The new regulations provide that, in the case of a chain transaction where goods are moved to another EU Member State, the dispatch or transport of the goods is, as a rule, assigned solely to the supply made to the intermediary (an entity organizing the transport), and this supply may be taxed at 0% rate (or be exempt).
So if we have 3 taxpayers (A-B-C) involved in 2 supplies, where:
- taxable person A sells goods to taxable person B (intermediary)
- taxable person B sells the goods onwards to taxable person C
- the goods are sent directly from A to C and the transport is organized by B
then the general rule is that this is a transaction A-B that is subject to 0% rate (exemption) in the member State of dispatch.
However, taxpayer B can change this rule.
If the intermediary (B) is registered for VAT on intra-Community transactions in the Member State from which the goods are dispatched and passes on to the supplier (A) his VAT Id number allocated by that State, this general rule will not apply. In that case, the first transaction (A-B) will be taxed in the Member State of dispatch at the rate applicable to the goods sold locally while the second transaction (B-C) in that Member State of dispatch will constitute an intra-Community supply (taxed at 0%).

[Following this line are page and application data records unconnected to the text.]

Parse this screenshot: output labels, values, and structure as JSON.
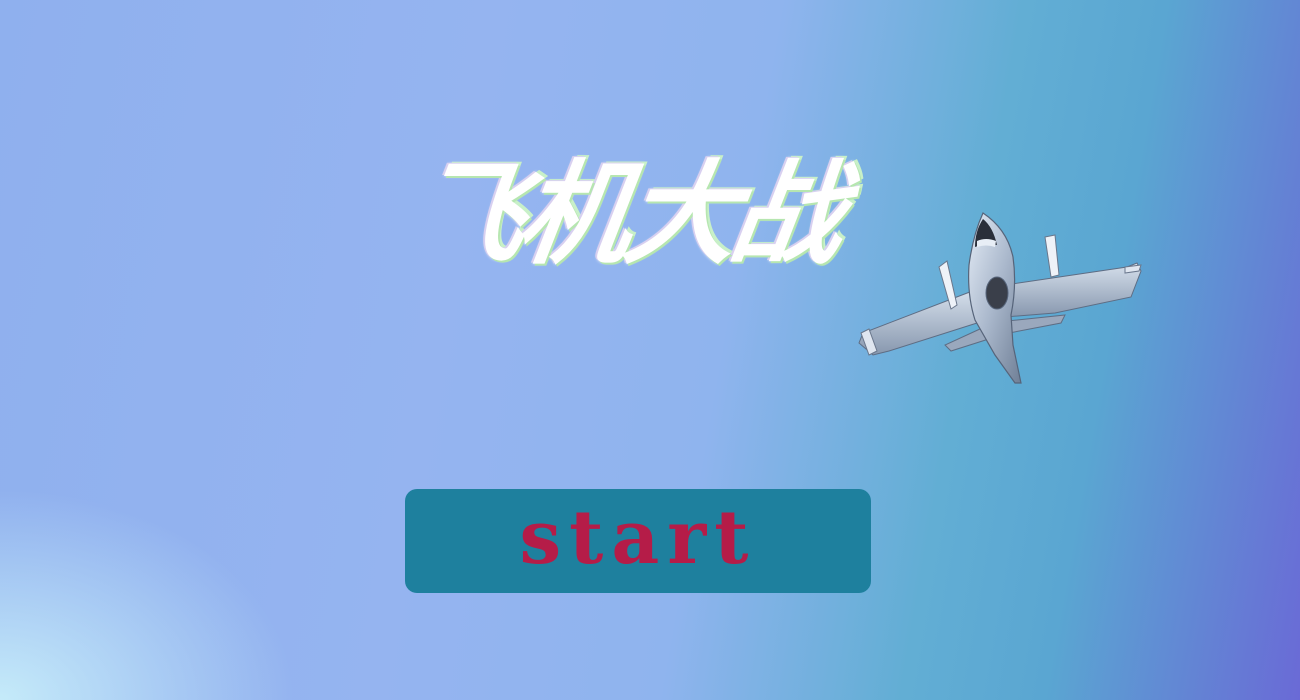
{
  "game": {
    "title_logo": "飞机大战",
    "start_label": "start"
  },
  "colors": {
    "button_bg": "#1e809e",
    "button_text": "#b51c48",
    "logo_fill": "#ffffff"
  },
  "icons": {
    "player_plane": "fighter-jet-icon"
  }
}
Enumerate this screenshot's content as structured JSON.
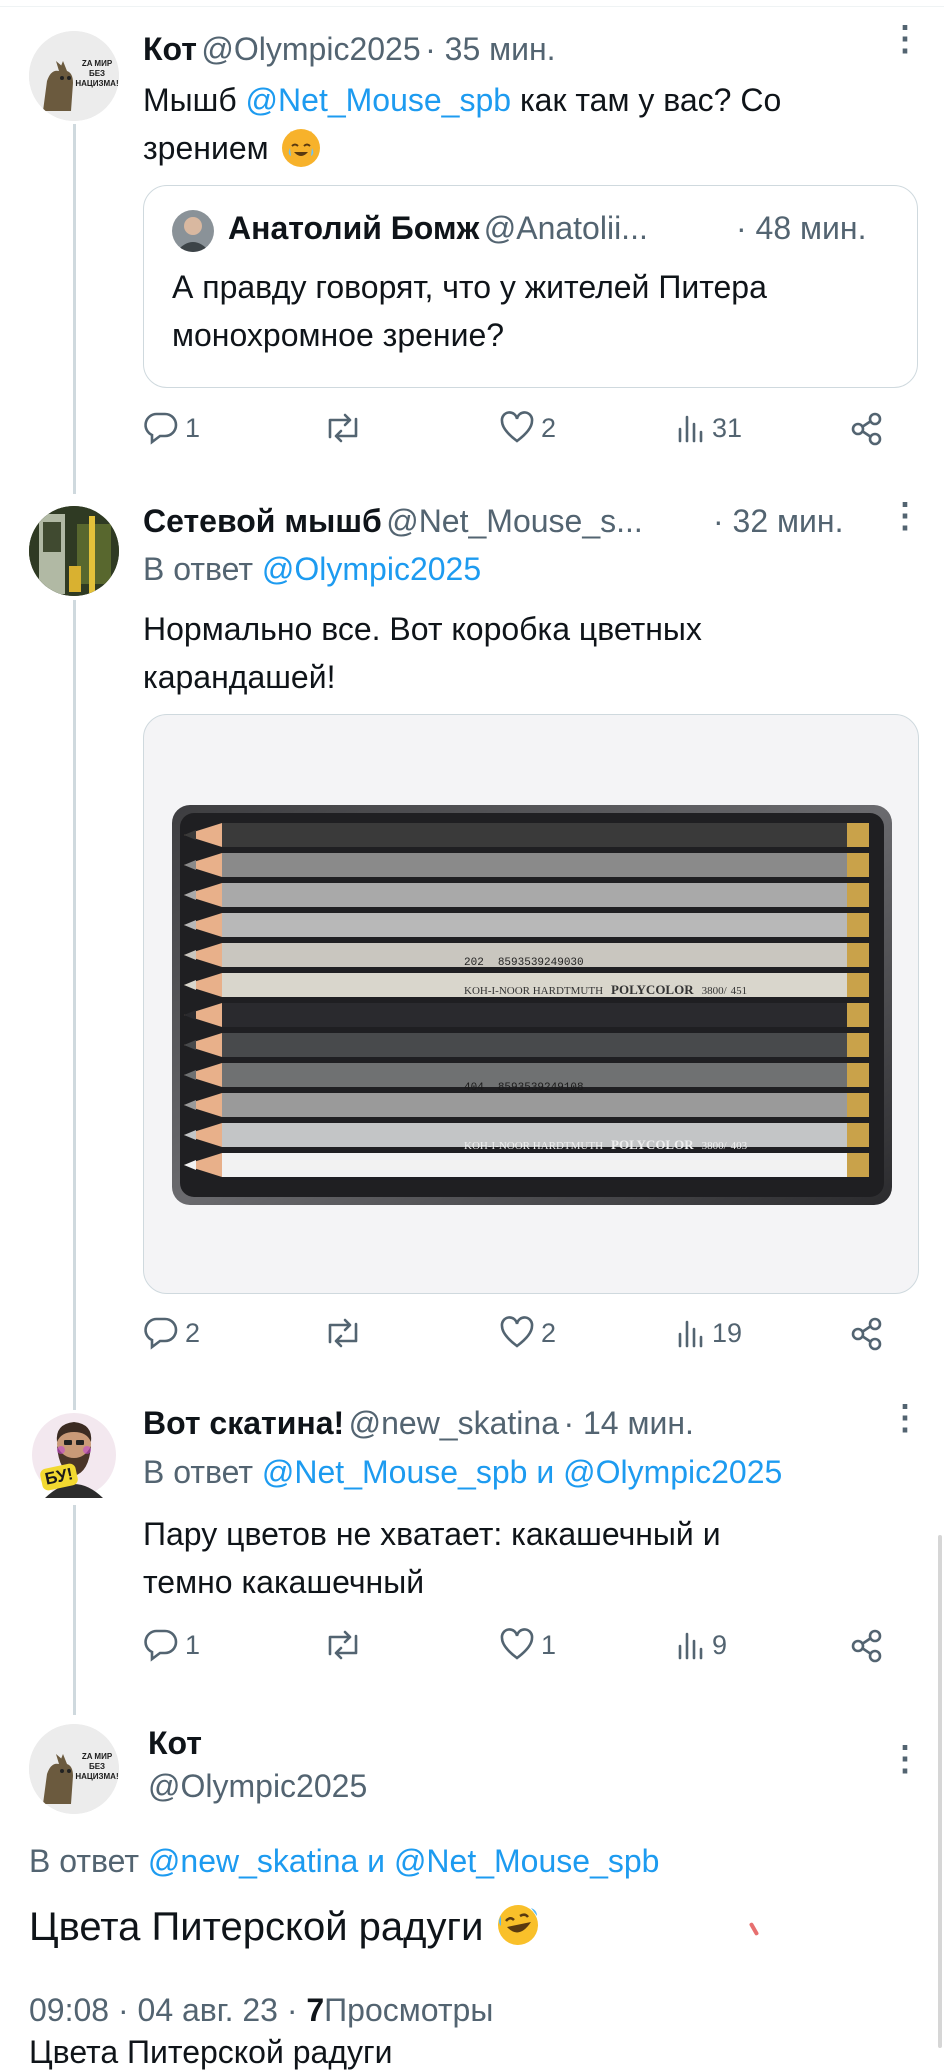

This means that it is the intermediary (an entity other than the first supplier of goods; who sends or transports the goods himself or through a third party acting on his behalf) who decides in practice where the transaction should be taxed. If he registers for VAT in the Member State of dispatch, he will be able to decide each time on taxation of transactions in which he participates as such an intermediary.
The above principles will also apply to transactions involving more than one entity – but then additional verification will be necessary to determine which entity acts as an intermediary.
The above rules do not apply to domestic transactions (even involving operators from other countries) and export transactions.
The changes introduced should solve the problem of chain transactions. Taxpayers will certainly have to revise existing business arrangements and terms and conditions for the supply of goods with EU counterparties, which in many cases will “switch” to the new rules set out in the quick fixes.
For Polish entrepreneurs it will also be an opportunity to shape the supply chain more optimally from the VAT point of view, and as explained by the Ministry of Finance, taxpayers will have to apply the once adopted settlement rules in a consistent manner.